    The proposed regulations also address instances in which intangible property is considered real property under IRC Sec. 1031. An intangible asset is real property or an interest in real property for purposes of IRC Sec. 1031 to the extent it derives its value from real property or an interest in real property, is inseparable from that real property or interest in real property, and does not produce or contribute to the production of income other than consideration for the use or occupancy of space. For instance, a license, permit, or other similar right that is solely for the use, enjoyment, or occupation of land or an inherently permanent structure, and that is in the nature of a leasehold, easement, or fee ownership, generally is an interest in real property for purposes of IRC Sec. 1031.

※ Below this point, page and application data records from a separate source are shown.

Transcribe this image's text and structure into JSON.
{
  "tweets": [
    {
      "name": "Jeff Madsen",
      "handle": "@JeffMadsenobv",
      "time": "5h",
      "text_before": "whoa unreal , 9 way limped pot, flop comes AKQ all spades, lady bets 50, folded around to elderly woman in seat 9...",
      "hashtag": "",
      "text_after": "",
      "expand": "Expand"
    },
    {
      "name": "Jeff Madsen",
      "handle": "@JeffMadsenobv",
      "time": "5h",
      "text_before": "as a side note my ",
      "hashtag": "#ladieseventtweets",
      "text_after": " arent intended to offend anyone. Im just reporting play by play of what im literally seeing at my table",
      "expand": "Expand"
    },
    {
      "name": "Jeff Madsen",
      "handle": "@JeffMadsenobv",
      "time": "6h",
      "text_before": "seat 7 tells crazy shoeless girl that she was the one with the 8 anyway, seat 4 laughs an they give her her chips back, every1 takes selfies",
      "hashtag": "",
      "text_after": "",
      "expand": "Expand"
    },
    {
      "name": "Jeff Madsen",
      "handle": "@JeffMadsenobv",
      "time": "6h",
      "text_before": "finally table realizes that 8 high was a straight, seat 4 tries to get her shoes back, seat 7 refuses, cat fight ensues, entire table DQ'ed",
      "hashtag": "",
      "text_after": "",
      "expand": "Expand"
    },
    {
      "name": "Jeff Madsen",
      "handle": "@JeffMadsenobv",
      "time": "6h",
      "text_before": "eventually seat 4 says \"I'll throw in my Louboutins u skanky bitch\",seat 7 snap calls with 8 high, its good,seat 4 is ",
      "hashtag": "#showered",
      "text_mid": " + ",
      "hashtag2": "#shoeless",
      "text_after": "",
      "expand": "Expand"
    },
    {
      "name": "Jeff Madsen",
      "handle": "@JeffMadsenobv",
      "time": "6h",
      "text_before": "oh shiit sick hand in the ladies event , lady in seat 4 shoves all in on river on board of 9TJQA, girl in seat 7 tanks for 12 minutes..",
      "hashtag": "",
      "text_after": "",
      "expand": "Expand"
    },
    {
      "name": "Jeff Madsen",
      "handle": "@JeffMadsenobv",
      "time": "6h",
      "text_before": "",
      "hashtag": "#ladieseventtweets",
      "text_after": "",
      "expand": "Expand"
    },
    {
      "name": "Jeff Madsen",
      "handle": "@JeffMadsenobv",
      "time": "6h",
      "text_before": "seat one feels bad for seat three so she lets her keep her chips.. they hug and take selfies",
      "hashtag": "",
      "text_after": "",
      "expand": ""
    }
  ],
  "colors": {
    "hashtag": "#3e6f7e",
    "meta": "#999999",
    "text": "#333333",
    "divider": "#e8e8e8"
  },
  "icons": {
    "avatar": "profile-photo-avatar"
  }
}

    Under the proposed regulations, a license or permit to engage in or operate a business on real property is not real property or an interest in real property for purposes of IRC Sec. 1031 if the license or permit produces or contributes to the production of income other than consideration for the use and occupancy of space.
  • No inference outside of IRC Sec. 1031
    The rules provided in the proposed regulations concerning the definition of real property apply only for purposes of IRC Sec. 1031. No inference is intended with respect to the classification or characterization of property for other purposes of the Code, such as depreciation and IRC Secs. 1245 and 1250 recapture. For example, a structure or a portion of a structure may be IRC Sec. 1245 property for depreciation purposes and for determining gain under IRC Sec. 1245, but considered real property under IRC Sec. 1031. Also, in determining the amount and character of the gain for relinquished property, the rules of IRC Secs. 1245 and 1250 and the underlying regulations should be followed, notwithstanding that the relinquished property or replacement property is real property under IRC Sec. 1031.

Incidental Personal Property

The proposed regulations also include a separate rule relating to personal property received in an exchange that is incidental to the real property exchanged. Under this rule, two tests need to be met for a personal property to be considered “incidental:”(1) if in standard commercial transactions, the personal property is typically transferred together with the real property; and (2) the aggregate fair market value of the incidental personal property transferred with the real property does not exceed 15 percent of the aggregate fair market value of the replacement real property. This incidental property rule in the proposed regulations is based on an existing rule in the regulations under IRC Sec. 1031, which provides that certain incidental property is ignored in determining whether a taxpayer has properly identified replacement property. It should be pointed out that under IRC Sec. 1031(b), a taxpayer must recognize gain on the receipt of the incidental personal property, which is non-like-kind property.

About Ling You

Ling You is a Tax Director in the Real Estate and Financial Services Groups, with nearly 20 years in public accounting.